7. septembril 2022. a kaitseb Eesti Kunstiakadeemia arhitektuuri ja linnaplaneerimise eriala ekstern Roemer van Toorn doktoritööd „Making Architecture Politically. From Fresh Conservatism to Aesthetics as a Form of Politics“.
Avalik kaitsmine toimub algusega kell 15.00 Põhja pst 7, ruumis A501.
Ülekannet kaitsmisest on võimalik jälgida tv.artun.ee.
Kaitsmine toimub inglise keeles.
Eelretsensendid on prof Panu Lehtovuori (Tampere Tehnikaülikool) ja prof Arie Graafland (Delfti Tehnikaülikool).
Oponent on prof Arie Graafland.
Doktoritöö kaitsmiskomisjoni liikmed on dr Jüri Soolep, dr Anu Allas, dr Renee Puusepp, prof Maros Krivy, prof Andres Kurg, prof Klaske Havik, prof Claus Peder Pedersen.
Doktoritööga on võimalik tutvuda Eesti Kunstiakadeemia repositooriumis.
Making Architecture Politically opens with an analysis of the current conjecture of Neoliberalism through the concept of the Society of the And, opposing an understanding of our condition through modes of Eitherorism. It is a voyage, travelling along the many interdependencies of the revolutionary conservatisms of Fresh Conservatism and Progressive Neoliberalism today — parallel to the arrival of a new phase of global modernisation with a special and elaborated focus on the role of contemporary architecture in Dutch society from the 1990s — while its second chapter moves beyond Fresh Conservatism; towards a possible third of emancipation in architecture with its plea for an Aesthetics as a Form of Politics towards a cosmopolitical outlook.
Chapter one, entitled Fresh Conservatism critically addresses how the much-celebrated Superdutch movement in architecture paved the way of an upcoming Neoliberal phase of capitalism. The problem for many was not to make political architecture, on the contrary, its innovative practices — without being too conscious about the political — affirmed what later was called the post-political.

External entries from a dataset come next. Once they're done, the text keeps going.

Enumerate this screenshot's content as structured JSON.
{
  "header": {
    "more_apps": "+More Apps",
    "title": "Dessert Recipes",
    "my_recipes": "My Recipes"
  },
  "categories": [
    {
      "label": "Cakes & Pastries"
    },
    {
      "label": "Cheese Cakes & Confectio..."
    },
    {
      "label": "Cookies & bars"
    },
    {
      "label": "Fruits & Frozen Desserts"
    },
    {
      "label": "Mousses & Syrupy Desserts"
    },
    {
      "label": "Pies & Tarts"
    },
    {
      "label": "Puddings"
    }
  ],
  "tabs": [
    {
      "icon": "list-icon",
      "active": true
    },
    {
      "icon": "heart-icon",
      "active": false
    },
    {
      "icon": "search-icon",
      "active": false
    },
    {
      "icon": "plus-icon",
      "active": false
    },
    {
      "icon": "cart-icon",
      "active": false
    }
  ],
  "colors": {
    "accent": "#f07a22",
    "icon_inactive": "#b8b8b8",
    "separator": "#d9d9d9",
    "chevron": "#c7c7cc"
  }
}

With Aesthetics as a Form of Politics of chapter two, exemplary alternative horizons of possibility are being discerned; ones that make architecture politically through their aesthetic regime. It has everything to do with how freedom can be created with constraints, how one can dance with enmeshment, can move beyond limiting adversary, and dare to create lives of sustained optimal wellbeing and joy through the redistribution of the sensible. By grappling with making architecture politically, finding it wanting through critical analysis, observing the exemplary and often a-political role contemporary Dutch architecture played in the 90s and onward, it turns out the problem is not to make political architecture — all architecture is political — but how to make architecture politically.
Making architecture politically is about the creation of running room; a sense of polity — an aesthetic regime redistributing the sensible — that allows for a multiplication of connections and disconnections that reframe the relations between people, the world they live in, and the way they are supposed to act and behave. Such a field of possibility concerns a multiplicity of folds and gaps in the fabric of the common experience of the human and non-human that change the cartography of the perceptible, the imaginative and the feasible. As such, it allows for new modes of political construction of common objects and emancipatory possibilities of collective and private enunciation. Instead of slipping into paternalism or control, the idea of such a radical openness is characterized by indeterminacy, nuance, incommensurability, dissensus and the multitude of encounters it could generate. It is about a becoming that breaks open the conventional way space is experienced, thought and distributed, one that displaces the binary dialectics of colonizer and colonized, the one against the other by introducing a third (And) that belongs to both the one and the other while opening alternative horizons.